Chapter summary imageAre we more than our X and Y chromosomes?

WHAT ARE THE BIOLOGICAL AND SOCIETAL INFLUENCES ON GENDER?

  • X and Y chromosomes control a person’s sex—the biological categorization of that person as either male or female.
  • Sex roles and conditioning affect the behaviours and characteristics that define gender, and a person’s gender identity can be fluid. This socialization of gender begins at birth and continues throughout the lifespan. The gender learning theory and the gender schemata theory explain the many ways we learn to be a specific gender.
  • Therefore, sex is biologically determined, whereas gender is environmentally determined.

WHAT ARE THE TYPICAL AND ATYPICAL PROCESSES INVOLVED IN AN INDIVIDUAL’S DEVELOPMENT OF A GENDER IDENTITY?

  • Typically, a child has male or female genitals at birth and develops secondary sexual characteristics during puberty. An individual identifies with either gender based on these biological characteristics and the responses they receive from others.
  • Atypically, a person can be born with ambiguous genitalia. A person born with one set of sexual characteristics may identify with the opposite sex and choose gender reassignment surgery.
  • Some individuals experience gender identity disorder, a feeling that they are born in the body of the wrong sex.
  • Androgynous individuals consider themselves to be equal in male and female traits.
  • Sexism can arise when we hold strict and unchanging views of what men and women can do, known as gender stereotypes.

WHAT SIMILARITIES AND DIFFERENCES BETWEEN THE GENDERS HAVE BEEN OBSERVED AND STUDIED?

  • Women tend to be shorter than men. They generally have more fat and less muscle than men do, and they tend to live longer.
  • The male brain seems to be thicker in areas related to spatial abilities, while the female brain seems to be thicker in areas related to verbal abilities.
  • In general, men tend to be aggressive and socially dominant, and women tend to value interdependence and social connectedness.
  • In Canada, women make less money than men, are employed less often, and hold fewer high-powered managerial positions.

WHAT DO WE KNOW ABOUT THE BIOLOGICAL AND SOCIETAL INFLUENCES ON SEXUAL ORIENTATION?

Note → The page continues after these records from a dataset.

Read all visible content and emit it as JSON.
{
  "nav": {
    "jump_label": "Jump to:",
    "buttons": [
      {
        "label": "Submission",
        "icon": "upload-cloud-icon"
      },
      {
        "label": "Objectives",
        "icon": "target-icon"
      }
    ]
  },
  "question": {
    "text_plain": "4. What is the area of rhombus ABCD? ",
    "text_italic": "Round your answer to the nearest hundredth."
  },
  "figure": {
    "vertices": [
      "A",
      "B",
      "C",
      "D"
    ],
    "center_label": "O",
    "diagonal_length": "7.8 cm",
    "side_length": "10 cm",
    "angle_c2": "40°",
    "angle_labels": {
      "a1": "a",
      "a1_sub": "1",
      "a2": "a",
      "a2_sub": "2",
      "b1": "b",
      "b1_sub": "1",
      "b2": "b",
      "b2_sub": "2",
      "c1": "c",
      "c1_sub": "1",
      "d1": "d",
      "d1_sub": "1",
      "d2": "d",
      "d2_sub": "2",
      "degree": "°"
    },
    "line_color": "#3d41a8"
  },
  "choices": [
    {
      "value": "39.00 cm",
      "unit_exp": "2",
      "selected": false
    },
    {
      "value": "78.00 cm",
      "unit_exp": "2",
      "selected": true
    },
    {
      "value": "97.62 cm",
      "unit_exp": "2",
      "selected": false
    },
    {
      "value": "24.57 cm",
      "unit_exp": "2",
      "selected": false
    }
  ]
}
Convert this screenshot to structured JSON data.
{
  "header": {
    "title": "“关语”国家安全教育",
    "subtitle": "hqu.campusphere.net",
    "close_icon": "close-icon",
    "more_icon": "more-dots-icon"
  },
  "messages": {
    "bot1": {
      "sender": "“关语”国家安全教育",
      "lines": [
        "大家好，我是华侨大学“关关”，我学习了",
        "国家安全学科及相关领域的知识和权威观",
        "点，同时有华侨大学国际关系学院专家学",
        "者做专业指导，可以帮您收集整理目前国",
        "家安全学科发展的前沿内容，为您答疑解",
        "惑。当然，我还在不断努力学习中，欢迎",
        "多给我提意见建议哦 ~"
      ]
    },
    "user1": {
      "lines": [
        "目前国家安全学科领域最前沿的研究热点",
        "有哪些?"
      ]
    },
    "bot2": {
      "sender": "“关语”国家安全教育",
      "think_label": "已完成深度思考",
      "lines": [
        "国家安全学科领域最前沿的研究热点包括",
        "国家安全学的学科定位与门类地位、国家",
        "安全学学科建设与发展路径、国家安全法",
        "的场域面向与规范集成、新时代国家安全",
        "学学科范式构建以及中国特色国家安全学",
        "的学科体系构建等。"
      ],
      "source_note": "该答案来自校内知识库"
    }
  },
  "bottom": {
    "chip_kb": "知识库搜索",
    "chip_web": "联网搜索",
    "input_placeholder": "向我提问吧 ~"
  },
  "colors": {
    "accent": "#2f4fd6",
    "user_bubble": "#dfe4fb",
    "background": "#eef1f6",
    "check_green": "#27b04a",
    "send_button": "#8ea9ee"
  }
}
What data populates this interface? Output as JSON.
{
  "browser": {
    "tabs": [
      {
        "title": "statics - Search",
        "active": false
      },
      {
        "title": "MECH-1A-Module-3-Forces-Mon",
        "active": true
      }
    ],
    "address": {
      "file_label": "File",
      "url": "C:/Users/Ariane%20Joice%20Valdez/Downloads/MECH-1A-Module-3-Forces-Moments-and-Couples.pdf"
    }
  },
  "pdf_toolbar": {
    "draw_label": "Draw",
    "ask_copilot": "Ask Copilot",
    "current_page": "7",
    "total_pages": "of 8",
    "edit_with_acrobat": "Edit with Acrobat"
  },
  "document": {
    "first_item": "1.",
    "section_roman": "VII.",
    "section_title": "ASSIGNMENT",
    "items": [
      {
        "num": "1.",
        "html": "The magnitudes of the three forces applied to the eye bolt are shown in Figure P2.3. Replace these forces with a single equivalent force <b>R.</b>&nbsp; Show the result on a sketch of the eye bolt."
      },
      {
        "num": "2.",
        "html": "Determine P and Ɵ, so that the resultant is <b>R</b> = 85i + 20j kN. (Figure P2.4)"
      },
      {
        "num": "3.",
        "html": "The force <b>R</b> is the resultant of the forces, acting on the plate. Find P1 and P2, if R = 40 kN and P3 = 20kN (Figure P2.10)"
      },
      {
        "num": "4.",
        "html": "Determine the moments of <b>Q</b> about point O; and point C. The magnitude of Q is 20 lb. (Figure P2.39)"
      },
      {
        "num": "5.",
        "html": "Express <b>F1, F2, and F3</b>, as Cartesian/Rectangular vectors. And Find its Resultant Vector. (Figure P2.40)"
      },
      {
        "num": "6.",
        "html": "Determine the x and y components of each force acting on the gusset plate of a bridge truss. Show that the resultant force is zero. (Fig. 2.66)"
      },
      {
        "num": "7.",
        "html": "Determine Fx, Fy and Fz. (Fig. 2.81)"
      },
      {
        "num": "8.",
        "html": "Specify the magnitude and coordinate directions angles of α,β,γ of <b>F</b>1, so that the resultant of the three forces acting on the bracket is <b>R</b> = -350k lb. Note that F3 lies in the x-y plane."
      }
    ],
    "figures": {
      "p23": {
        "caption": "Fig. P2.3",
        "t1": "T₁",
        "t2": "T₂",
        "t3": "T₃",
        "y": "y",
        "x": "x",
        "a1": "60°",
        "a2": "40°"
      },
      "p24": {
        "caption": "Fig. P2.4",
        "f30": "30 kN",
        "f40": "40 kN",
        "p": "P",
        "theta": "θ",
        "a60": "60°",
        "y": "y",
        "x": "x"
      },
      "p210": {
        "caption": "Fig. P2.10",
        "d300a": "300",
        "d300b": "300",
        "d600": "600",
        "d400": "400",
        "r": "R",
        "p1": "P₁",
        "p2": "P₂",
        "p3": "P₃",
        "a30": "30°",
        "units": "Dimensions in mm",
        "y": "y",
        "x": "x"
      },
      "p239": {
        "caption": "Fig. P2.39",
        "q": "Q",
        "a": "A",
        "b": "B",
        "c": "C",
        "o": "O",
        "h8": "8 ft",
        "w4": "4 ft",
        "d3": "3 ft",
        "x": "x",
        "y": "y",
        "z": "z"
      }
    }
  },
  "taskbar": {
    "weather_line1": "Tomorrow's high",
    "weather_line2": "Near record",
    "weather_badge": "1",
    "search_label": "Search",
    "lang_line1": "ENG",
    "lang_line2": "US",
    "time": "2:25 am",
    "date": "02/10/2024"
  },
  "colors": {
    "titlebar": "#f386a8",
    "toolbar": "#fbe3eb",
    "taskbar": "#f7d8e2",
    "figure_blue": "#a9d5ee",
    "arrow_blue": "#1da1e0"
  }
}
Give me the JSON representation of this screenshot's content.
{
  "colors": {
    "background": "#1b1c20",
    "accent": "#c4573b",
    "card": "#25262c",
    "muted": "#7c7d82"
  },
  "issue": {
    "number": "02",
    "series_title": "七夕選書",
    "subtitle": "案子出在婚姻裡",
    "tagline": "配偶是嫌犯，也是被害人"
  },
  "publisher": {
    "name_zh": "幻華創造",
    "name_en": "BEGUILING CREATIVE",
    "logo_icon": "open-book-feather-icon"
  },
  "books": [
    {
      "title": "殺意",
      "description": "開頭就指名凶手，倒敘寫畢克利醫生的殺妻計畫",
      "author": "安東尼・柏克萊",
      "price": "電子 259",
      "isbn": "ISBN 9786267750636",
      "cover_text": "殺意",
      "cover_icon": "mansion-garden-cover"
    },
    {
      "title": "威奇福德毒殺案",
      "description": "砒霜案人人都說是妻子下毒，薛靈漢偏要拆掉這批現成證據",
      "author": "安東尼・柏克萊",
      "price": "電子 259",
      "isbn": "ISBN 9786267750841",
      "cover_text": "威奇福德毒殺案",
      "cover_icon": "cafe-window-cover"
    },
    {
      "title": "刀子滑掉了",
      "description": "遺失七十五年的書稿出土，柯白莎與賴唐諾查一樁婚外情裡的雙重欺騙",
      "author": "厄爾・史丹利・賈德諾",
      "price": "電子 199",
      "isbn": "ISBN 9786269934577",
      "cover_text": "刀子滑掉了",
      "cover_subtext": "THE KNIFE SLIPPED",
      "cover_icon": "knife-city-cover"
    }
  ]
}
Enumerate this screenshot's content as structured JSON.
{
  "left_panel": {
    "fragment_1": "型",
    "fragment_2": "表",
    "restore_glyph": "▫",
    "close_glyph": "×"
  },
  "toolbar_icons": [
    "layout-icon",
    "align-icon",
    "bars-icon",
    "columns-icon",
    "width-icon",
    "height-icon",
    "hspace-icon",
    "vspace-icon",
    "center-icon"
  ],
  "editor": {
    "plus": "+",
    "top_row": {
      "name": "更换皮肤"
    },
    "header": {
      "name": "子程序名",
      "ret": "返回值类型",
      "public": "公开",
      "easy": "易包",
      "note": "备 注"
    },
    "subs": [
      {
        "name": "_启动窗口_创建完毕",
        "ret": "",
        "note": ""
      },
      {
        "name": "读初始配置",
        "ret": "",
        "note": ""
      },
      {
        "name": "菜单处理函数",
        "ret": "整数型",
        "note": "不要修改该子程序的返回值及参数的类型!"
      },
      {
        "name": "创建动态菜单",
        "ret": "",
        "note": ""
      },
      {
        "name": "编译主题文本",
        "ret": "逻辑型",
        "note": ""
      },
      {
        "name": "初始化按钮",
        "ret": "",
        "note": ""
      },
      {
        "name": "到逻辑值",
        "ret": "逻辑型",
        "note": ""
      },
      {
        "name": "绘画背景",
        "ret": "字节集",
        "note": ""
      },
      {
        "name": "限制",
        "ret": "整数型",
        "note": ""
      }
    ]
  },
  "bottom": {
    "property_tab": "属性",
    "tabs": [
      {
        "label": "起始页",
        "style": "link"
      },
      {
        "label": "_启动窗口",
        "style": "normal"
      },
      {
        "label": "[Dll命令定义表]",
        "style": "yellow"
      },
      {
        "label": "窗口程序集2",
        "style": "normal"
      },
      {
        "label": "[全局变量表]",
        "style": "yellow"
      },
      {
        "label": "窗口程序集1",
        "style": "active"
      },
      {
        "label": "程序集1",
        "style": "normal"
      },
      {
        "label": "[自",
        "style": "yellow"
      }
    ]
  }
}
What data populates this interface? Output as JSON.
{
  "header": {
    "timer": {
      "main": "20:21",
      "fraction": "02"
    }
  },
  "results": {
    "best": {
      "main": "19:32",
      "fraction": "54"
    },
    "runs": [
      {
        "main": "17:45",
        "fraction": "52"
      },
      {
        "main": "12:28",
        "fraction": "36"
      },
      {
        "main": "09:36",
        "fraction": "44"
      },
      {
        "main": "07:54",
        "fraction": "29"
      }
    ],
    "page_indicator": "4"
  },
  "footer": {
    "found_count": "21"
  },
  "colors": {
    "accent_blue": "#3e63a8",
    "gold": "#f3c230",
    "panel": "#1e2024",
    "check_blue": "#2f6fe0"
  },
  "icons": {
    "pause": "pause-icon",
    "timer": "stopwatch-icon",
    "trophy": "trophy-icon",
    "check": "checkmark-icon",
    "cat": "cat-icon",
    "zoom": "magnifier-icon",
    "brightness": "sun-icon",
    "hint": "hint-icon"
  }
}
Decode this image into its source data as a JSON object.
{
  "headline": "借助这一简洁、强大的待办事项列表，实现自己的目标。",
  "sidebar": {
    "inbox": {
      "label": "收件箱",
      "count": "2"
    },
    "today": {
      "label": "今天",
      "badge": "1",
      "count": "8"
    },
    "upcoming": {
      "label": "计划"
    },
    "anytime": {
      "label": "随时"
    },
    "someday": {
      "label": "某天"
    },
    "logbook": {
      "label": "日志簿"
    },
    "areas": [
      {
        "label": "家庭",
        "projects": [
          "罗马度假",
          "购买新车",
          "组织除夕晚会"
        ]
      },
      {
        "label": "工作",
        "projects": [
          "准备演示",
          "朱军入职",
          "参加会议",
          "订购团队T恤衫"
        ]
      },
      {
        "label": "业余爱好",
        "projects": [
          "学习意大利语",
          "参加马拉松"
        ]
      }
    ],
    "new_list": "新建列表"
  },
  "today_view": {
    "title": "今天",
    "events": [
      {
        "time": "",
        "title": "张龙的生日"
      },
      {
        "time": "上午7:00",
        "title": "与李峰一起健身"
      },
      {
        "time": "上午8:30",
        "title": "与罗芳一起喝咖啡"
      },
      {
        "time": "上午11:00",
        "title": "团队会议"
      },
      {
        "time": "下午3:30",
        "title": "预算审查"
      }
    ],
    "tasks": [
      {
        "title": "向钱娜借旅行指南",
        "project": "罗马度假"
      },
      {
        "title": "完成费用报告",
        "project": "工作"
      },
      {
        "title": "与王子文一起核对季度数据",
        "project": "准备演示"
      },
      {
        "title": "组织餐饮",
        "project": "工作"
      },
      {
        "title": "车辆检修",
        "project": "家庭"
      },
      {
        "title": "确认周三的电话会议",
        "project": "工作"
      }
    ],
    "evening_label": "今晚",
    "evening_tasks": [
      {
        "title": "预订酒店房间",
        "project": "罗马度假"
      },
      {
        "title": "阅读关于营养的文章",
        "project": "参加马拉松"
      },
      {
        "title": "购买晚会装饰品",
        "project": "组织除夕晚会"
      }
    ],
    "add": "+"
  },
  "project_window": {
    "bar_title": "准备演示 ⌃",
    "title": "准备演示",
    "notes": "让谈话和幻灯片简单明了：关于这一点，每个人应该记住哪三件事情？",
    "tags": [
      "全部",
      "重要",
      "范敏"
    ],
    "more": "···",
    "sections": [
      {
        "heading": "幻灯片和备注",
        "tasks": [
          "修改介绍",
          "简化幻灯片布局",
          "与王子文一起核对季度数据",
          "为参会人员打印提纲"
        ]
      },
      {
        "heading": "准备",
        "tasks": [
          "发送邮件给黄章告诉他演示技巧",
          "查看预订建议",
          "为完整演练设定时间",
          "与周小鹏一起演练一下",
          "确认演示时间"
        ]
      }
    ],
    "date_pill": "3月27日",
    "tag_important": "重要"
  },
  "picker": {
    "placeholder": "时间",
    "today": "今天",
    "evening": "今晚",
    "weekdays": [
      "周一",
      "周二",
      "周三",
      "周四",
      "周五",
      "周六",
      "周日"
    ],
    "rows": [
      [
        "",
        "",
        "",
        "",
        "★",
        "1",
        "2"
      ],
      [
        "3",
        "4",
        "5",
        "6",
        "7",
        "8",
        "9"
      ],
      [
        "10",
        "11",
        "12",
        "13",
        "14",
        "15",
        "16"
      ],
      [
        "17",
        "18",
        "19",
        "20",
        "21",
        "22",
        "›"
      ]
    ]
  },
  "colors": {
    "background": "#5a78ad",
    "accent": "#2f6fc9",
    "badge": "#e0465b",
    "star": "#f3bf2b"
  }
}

  • Early psychological research suggested that people’s sexuality depended largely on their upbringing.
  • Most current research suggests that sexual orientation is largely biological in origin, dependent on such factors as genetics and birth order.